I don't know if my practice is right but I usually just aim my awareness at dominante sensations and I usually try and feel as much detail as possible with the breath as an anchor from time to time.

That's good as far as it goes. Helps one to become able to establish a baseline of identifying various subtle phenomena. Yet, once one is able to fairly cleanly and regularly establish concentration (samadhi), the next step up the ladder involves insight practice, which can entail satipatthana practice. The four establishments of mindfulness (of the body, feeling, mind states, and dhammas) can help one gain deeper insight into the Dhamma when those teachings are being used as an insight subject.

Richard B:
I think you're right. It's probably a jhana experience, with a little mindfulness to keep the concentration on track. I went for 1 hour and was able to stay concentrated for most of the time and my focus was just on my "third eye" part of my mind and how it felt (pressure) and after the meditation is over I still feel it going. At 1 hour I was seeing more colors and feeling more relaxed in the concentration. I can see now how people can meditate for much longer.

Yes. Your description of the concentrated state you were in is common among adept meditators. Although I wouldn't give too much credence or importance to any "colors" you may see. Treat them as something to let go of. As you begin to become more adept at reaching such states at will and are able to integrate insight practice, you will appreciate the ability you have developed to be able to center the mind on a subject (or object, as the case may be) in unification on that subject in order to learn more about it. This is the point where "contemplation" becomes more than just another word — meaning it takes on real palpable significance. Especially if you have been reading about (or thinking about) the subject matter before meditating.

RE: New experience last night
Answer
9/2/10 12:14 AM as a reply to Ian And.
Ian And:
As you begin to become more adept at reaching such states at will and are able to integrate insight practice, you will appreciate the ability you have developed to be able to center the mind on a subject (or object, as the case may be) in unification on that subject in order to learn more about it. This is the point where "contemplation" becomes more than just another word — meaning it takes on real palpable significance. Especially if you have been reading about (or thinking about) the subject matter before meditating.

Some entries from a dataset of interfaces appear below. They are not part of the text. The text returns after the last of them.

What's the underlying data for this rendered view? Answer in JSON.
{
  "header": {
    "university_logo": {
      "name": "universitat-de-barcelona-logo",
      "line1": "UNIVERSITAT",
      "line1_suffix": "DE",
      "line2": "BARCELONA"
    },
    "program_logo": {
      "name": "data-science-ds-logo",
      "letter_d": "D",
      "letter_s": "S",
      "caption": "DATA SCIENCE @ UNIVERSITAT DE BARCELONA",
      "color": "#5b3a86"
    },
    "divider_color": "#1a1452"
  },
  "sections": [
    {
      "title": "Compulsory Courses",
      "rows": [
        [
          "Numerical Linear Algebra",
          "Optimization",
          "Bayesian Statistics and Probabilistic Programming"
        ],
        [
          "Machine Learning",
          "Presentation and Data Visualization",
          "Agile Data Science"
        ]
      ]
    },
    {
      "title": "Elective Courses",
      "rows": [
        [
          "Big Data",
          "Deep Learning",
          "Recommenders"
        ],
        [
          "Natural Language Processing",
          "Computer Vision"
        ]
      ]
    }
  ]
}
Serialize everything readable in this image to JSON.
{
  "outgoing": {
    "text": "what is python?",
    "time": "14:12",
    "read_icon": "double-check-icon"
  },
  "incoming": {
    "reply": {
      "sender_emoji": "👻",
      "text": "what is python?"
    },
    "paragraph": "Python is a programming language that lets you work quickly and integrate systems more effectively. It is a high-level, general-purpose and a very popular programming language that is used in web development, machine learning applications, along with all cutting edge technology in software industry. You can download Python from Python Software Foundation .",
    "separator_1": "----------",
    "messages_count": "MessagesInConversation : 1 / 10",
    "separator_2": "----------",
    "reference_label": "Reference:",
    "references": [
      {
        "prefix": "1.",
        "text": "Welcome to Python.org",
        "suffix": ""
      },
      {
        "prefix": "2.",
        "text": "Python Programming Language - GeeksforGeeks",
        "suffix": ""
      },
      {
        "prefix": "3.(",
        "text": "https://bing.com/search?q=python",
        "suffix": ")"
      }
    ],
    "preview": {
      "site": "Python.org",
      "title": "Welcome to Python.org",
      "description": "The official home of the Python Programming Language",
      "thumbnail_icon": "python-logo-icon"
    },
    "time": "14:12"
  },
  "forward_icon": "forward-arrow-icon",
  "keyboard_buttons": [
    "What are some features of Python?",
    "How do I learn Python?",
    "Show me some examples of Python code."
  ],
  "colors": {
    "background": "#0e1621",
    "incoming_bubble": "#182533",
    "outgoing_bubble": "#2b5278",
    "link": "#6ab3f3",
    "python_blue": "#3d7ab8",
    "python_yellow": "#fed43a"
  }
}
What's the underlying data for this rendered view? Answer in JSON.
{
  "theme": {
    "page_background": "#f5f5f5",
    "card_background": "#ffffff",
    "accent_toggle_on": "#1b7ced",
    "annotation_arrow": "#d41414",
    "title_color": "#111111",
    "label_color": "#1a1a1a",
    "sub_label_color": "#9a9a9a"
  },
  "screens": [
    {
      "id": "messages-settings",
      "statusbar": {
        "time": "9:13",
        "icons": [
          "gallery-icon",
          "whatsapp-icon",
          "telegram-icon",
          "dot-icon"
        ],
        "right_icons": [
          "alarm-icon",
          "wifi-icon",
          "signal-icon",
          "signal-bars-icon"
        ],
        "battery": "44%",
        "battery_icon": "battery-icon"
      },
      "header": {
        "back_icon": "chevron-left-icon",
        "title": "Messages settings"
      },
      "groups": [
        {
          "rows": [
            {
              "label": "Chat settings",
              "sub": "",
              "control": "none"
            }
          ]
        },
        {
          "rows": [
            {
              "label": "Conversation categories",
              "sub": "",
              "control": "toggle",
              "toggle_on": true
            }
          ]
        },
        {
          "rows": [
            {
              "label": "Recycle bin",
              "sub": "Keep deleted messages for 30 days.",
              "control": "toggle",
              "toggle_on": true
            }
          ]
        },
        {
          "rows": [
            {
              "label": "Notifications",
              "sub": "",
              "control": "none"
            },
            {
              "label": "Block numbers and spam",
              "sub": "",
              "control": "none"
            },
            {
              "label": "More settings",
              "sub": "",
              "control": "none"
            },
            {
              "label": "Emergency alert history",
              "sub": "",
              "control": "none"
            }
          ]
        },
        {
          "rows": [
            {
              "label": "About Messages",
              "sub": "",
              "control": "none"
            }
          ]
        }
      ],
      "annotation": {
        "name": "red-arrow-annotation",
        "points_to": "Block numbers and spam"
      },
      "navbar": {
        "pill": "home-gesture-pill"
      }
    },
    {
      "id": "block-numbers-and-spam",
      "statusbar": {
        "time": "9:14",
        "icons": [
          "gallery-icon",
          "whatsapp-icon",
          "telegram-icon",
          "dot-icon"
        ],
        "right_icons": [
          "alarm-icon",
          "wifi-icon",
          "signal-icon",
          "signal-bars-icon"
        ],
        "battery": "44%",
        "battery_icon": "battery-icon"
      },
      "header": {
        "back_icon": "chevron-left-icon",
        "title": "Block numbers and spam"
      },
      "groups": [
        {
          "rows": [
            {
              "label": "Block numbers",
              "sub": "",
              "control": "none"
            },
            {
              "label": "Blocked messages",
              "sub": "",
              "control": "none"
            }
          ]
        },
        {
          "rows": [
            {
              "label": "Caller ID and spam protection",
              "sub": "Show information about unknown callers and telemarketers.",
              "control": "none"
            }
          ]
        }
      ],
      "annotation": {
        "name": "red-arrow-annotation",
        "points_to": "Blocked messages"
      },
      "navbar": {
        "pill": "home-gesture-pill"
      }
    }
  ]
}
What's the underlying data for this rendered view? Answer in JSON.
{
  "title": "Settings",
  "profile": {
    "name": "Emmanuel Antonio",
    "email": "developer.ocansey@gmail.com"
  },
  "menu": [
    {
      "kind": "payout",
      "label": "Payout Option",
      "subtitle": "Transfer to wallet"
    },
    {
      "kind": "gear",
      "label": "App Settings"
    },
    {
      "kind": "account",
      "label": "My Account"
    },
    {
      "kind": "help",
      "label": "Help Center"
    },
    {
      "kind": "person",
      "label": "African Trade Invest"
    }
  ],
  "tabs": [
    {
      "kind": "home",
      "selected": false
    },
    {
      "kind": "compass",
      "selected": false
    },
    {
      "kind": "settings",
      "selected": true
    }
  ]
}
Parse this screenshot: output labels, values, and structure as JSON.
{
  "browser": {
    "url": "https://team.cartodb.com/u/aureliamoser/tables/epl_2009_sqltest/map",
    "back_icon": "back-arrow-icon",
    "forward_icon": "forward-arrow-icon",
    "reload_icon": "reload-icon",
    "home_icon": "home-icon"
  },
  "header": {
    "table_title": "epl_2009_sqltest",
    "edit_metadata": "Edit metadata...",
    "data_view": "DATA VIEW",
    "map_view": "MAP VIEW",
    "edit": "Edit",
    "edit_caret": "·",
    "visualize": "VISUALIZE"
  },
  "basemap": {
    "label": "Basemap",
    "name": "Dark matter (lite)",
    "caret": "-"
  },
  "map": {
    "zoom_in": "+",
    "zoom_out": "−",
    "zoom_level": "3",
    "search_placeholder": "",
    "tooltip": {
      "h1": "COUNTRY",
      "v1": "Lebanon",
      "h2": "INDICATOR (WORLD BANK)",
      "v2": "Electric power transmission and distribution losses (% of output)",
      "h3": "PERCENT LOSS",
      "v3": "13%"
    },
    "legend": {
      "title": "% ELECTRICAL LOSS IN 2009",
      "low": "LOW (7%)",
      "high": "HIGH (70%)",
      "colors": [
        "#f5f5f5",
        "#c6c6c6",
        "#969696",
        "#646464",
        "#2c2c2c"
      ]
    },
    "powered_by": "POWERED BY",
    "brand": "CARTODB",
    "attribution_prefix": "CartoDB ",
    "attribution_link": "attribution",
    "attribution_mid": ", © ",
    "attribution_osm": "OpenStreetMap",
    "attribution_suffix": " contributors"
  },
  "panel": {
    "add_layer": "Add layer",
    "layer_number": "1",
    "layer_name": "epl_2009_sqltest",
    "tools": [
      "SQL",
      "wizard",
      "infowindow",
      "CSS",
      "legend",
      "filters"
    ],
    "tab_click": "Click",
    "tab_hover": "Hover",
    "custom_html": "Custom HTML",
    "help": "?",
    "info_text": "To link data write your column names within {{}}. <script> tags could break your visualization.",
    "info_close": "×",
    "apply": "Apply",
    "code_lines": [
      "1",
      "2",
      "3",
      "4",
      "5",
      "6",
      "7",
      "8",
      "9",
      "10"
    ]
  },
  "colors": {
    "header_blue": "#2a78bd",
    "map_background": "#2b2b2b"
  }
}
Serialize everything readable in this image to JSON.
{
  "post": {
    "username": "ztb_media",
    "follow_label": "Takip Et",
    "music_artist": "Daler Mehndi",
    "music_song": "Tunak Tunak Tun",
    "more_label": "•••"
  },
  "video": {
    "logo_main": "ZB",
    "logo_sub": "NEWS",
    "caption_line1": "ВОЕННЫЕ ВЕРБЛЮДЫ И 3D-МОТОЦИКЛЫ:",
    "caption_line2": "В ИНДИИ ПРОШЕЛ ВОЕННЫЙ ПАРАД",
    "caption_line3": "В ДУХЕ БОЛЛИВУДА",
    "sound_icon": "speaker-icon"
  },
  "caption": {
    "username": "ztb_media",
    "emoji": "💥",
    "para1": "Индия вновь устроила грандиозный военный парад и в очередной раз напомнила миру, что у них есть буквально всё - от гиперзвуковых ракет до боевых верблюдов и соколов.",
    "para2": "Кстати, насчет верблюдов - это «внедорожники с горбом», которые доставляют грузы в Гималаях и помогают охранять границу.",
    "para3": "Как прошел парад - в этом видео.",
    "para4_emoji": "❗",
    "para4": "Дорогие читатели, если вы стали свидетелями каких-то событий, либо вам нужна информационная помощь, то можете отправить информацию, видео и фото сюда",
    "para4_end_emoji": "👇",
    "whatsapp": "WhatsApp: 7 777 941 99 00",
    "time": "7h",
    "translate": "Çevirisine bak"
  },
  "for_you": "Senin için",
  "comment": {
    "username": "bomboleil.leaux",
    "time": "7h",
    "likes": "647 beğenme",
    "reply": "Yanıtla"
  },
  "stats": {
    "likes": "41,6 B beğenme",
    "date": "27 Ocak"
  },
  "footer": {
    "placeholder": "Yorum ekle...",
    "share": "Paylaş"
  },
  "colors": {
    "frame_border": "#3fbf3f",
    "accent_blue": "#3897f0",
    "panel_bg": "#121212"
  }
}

Thanks! I'm starting to see what you mean. I looked at the Insight thread and saw some interesting techniques from Florian that I tried. I really noted as much as possible including positive, neutral, and unpleasant. Here are the main differences in my experience:

- My eyes at times rolled back and I felt a mental expanse. Of course I noted it along with everything else. Noting sometimes made it stronger
- When I got lost in thought it was different than in concentration. In concentration I don't notice the line between awareness and being lost in thought as much. This time when I was lost in thought I snapped out of it quicker but it felt more like I was dreaming and then just woke up except it wasn't like in normal sleep and I wasn't nodding off. I was aware of being awake but just lost in thought. I can feel that blip between awareness and lost in thought (which reminded me more of dreaming).
- When I was done I felt so much energy that I could meditate much longer. With pure concentration it feels like it requires more effort to go more than 1 hour. I did a walking meditation afterwards which had some of that floating, jerky feeling movement of the "Cause and Effect" stage.
- After opening my eyes in the sitting meditation it was a little blurry but I noticed that my back and jaw were sore which dovetails what Daniel points out in his book:

There may be odd bodily twistings, obsession with posture, and painful tensions or strange other sensations, particularly in the back, neck, jaw and shoulders.


- There also was a little emotional discomfort almost like an aversion to this mindset and a comfortableness in being as per usual which is the opposite I felt during this sitting meditation. So I suppose that's a taste to come.